What needs to be done: Pull every line of the entries that has the word "Tangent".

Provided records:
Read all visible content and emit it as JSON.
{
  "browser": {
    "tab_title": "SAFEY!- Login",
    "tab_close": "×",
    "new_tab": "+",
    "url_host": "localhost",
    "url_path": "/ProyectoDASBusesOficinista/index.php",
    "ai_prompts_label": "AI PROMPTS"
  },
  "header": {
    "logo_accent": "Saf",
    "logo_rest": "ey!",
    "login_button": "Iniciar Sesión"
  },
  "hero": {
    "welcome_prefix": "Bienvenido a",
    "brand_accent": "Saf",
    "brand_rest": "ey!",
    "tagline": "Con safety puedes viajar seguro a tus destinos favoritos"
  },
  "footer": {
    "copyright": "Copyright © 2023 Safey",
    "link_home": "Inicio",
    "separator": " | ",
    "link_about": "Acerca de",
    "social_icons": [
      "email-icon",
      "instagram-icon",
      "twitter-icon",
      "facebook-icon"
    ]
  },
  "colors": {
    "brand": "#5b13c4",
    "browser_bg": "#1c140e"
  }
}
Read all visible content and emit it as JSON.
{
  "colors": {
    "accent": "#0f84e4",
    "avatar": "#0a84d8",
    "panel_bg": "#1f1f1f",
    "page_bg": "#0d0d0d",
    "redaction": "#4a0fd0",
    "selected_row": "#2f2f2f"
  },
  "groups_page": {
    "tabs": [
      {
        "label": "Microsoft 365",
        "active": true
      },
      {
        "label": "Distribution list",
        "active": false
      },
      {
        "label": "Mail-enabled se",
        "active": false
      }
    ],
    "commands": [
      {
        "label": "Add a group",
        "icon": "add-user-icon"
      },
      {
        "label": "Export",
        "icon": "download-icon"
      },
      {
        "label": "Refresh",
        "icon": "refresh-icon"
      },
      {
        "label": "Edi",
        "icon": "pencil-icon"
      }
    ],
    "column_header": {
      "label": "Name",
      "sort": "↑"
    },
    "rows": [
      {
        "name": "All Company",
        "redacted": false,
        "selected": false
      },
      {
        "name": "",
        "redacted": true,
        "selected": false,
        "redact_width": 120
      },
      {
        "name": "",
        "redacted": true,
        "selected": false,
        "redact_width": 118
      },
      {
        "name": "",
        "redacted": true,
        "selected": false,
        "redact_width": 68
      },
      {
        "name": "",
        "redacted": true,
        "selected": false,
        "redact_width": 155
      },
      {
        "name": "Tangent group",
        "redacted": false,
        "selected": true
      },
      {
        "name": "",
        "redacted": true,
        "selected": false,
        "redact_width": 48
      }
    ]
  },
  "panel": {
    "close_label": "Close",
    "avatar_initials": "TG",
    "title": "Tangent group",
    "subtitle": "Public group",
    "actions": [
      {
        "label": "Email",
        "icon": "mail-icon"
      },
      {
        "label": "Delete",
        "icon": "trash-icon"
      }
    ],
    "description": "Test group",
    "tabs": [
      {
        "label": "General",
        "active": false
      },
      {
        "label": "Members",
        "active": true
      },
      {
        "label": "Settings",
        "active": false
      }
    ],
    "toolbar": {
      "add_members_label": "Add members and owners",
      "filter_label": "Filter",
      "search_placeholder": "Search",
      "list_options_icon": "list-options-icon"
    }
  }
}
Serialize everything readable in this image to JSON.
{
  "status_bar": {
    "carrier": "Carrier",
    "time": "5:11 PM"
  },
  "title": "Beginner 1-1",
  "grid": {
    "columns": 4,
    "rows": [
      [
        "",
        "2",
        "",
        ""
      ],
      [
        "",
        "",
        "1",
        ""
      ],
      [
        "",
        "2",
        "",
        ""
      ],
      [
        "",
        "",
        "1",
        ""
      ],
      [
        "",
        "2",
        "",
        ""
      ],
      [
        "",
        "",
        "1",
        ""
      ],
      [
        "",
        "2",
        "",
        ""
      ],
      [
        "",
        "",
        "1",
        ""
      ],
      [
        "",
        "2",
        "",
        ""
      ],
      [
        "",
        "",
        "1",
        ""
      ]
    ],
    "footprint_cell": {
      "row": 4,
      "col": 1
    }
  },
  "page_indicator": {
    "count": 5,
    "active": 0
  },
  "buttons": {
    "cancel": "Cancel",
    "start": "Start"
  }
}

Response area:
        "name": "Tangent group",
    "title": "Tangent group",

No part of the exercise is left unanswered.